State governments should fix planning rules to allow more homes to be built in inner and middle-ring suburbs of our largest cities. Building an extra 50,000 homes a year for a decade could leave Australian house prices 5-to-20 per cent lower than what they would have been otherwise.
More small-scale urban infill projects should be allowed without council planning approval. State governments should also allow denser development ‘as of right’ along key transport corridors. They should swap stamp duties for general property taxes. And state land taxes on investment property should be calculated without reference to total land-holdings, to encourage more institutional investors likely to provide longer-term tenancies.
The Commonwealth Government can improve housing affordability somewhat – and immediately – by reducing demand. It should reduce the capital gains tax discount to 25 per cent; abolish negative gearing; and include owner-occupied housing in the Age Pension assets test. And unless the states are prepared to reform their planning systems, the Commonwealth should consider tapping the brakes on Australia’s migrant intake.
In the past few years there’s been some progress. Sydney in particular has started to add materially more medium and high-density housing along its major transport corridors. Today’s record level of housing construction is what is needed to meet record levels of population growth driven by rapid migration. It’s not enough to unwind the accumulated backlog of a decade of policy inaction, but at least it’s in the right direction.

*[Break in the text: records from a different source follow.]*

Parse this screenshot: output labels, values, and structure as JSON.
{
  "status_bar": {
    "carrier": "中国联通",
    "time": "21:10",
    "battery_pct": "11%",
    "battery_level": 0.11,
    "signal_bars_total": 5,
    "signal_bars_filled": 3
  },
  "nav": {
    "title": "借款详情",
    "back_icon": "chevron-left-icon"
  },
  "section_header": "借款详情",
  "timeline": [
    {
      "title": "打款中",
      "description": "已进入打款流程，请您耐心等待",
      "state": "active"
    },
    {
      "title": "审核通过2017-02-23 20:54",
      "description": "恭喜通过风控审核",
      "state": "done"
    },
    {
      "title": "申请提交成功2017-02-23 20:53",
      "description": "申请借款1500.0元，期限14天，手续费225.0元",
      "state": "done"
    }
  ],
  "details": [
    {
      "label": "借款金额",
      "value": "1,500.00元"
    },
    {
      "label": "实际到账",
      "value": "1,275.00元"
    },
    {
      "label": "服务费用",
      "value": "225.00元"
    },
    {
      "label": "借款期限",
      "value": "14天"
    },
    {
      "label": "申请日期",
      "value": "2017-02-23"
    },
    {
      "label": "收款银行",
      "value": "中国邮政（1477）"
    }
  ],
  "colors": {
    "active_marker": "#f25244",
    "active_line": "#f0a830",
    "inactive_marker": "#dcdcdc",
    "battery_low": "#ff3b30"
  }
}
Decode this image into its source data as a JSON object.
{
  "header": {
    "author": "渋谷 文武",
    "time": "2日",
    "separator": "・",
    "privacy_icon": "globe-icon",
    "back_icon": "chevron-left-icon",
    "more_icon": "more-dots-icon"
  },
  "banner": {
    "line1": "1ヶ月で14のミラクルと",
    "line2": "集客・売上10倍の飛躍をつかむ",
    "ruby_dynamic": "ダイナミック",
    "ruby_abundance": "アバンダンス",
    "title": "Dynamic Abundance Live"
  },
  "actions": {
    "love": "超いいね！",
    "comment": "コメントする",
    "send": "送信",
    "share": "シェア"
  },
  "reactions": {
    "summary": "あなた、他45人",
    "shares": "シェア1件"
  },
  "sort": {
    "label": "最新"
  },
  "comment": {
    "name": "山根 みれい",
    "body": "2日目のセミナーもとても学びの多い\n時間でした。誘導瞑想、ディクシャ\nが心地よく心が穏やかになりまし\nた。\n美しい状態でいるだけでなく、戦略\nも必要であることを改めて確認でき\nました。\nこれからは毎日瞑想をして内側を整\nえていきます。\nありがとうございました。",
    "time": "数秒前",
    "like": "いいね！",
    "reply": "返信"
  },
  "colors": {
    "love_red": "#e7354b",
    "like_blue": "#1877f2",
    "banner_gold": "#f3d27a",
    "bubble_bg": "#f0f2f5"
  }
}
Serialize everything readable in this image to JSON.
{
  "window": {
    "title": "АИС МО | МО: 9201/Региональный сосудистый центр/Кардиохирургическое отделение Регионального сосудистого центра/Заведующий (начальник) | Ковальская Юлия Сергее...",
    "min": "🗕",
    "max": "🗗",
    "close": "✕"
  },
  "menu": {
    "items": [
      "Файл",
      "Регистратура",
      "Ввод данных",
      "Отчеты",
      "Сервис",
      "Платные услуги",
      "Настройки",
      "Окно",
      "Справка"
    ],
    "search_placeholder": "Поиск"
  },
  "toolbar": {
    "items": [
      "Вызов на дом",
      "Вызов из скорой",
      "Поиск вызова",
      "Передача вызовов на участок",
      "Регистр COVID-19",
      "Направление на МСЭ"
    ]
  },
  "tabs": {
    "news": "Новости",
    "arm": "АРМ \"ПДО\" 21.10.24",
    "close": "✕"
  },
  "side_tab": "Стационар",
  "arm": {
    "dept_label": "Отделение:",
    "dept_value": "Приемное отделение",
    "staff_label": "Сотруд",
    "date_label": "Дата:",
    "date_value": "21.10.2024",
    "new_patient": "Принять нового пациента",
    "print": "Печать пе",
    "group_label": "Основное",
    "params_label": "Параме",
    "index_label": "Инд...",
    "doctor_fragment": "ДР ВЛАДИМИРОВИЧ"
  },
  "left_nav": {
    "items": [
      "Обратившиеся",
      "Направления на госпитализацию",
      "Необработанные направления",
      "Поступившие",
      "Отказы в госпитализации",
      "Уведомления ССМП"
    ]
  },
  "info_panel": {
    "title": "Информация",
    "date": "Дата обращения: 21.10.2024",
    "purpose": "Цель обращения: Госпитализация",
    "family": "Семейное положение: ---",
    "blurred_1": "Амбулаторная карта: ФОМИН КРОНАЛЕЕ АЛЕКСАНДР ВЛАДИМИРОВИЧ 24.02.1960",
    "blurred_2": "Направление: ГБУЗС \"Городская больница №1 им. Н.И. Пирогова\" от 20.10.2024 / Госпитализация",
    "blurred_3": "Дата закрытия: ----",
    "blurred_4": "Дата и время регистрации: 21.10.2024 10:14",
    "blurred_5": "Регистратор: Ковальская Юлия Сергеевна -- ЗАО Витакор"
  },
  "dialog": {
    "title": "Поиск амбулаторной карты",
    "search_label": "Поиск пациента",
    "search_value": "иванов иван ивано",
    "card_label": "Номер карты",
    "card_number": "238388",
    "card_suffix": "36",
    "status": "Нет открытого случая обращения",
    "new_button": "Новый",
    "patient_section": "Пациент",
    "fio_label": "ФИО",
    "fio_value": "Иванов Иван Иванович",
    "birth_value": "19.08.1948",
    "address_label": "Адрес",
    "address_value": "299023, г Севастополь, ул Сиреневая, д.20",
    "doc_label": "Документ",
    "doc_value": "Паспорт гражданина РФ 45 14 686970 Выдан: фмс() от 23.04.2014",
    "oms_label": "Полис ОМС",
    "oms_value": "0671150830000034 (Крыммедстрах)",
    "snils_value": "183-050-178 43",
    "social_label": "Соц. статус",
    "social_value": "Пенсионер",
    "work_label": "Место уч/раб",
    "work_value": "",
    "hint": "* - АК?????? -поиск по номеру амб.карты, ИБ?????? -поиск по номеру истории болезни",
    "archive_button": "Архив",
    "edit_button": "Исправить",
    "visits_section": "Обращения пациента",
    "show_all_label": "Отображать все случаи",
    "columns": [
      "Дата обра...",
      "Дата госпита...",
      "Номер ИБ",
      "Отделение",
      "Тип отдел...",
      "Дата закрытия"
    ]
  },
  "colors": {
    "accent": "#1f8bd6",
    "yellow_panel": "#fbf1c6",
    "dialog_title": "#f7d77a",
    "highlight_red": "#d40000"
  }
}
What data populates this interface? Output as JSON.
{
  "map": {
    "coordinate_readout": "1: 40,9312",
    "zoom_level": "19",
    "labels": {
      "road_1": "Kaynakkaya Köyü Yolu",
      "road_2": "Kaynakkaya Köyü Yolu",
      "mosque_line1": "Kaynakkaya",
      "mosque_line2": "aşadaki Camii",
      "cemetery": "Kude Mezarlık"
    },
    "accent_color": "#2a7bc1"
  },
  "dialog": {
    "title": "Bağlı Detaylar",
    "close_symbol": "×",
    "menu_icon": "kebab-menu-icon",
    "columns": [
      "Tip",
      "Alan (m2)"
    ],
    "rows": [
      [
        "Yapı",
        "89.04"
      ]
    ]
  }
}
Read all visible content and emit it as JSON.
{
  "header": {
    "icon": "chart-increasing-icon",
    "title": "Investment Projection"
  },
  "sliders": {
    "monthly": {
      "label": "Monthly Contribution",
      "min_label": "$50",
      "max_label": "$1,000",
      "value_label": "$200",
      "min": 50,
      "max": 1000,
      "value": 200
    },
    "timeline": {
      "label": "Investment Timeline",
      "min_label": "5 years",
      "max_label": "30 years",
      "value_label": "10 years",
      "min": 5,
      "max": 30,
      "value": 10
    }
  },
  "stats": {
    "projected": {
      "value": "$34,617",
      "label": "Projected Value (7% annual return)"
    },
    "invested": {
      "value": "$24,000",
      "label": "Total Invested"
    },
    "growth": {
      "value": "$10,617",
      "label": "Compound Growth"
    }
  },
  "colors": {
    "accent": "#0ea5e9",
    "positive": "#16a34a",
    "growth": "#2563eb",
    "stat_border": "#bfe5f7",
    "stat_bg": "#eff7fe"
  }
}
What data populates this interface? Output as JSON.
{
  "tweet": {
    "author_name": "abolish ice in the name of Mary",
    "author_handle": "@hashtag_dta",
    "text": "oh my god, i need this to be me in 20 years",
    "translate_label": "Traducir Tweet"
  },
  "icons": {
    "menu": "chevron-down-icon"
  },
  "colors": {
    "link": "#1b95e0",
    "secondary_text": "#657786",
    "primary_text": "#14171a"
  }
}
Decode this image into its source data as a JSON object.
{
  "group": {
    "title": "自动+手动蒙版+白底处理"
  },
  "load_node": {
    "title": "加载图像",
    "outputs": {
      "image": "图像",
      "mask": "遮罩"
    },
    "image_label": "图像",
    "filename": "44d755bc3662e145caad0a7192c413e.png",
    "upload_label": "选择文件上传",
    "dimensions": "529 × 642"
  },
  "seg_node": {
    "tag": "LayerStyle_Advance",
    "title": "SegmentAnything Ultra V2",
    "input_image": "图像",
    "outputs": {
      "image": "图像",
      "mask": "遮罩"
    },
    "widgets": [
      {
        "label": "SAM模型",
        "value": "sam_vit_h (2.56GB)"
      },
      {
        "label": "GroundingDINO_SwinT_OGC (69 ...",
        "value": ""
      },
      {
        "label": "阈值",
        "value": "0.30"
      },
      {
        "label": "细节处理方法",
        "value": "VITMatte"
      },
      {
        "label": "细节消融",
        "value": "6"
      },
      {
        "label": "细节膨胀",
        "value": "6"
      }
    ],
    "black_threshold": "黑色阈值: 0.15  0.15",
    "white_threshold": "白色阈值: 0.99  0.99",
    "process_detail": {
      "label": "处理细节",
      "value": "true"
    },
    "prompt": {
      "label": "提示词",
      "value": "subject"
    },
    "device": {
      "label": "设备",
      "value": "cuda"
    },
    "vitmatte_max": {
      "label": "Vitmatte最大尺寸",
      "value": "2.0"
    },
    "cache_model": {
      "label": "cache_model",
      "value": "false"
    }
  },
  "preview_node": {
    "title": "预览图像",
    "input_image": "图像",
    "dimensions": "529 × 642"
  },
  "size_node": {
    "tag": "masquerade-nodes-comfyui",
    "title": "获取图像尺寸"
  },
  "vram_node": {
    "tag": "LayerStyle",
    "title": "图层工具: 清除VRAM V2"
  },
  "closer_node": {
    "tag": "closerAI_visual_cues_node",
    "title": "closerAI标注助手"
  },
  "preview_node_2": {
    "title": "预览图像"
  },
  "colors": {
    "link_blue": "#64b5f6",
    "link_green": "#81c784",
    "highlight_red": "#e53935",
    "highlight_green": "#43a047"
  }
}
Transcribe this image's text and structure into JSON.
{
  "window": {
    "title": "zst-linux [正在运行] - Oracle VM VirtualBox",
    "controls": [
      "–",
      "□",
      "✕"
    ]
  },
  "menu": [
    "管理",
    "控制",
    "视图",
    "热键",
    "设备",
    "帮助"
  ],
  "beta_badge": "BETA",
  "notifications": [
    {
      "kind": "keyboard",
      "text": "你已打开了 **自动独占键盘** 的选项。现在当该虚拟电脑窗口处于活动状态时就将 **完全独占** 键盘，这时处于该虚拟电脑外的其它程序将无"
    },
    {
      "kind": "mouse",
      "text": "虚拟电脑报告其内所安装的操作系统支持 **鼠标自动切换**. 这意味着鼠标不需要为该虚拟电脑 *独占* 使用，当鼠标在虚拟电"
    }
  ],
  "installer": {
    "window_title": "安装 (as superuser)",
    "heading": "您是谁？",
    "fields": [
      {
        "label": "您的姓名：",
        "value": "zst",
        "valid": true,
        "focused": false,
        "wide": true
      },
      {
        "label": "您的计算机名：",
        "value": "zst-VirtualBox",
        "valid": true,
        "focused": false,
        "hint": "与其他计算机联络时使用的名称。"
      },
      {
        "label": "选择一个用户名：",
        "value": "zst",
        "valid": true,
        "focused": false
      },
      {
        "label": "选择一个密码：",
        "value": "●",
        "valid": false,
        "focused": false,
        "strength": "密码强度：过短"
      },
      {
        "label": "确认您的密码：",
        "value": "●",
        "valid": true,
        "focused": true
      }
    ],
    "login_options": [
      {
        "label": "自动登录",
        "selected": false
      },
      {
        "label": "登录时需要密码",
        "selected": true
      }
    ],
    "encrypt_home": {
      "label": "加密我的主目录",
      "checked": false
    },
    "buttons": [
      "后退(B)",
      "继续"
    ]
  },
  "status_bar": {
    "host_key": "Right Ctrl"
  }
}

If governments really want to make a difference, they need to stop offering false hope through policies, such as first home-owners’ grants, that are well-known to be ineffective. Governments have no chance of bringing the community with them when they keep telling voters the easy policies will do the job. Instead they need to explain the hard choices, to prepare the ground for the tough decisions that need to be made.
Either people accept greater density in their suburb, or their children will not be able to buy a home, and seniors will not be able to downsize in the suburb where they live. Economic growth will be constrained. And Australia will become a less equal society – both economically and socially.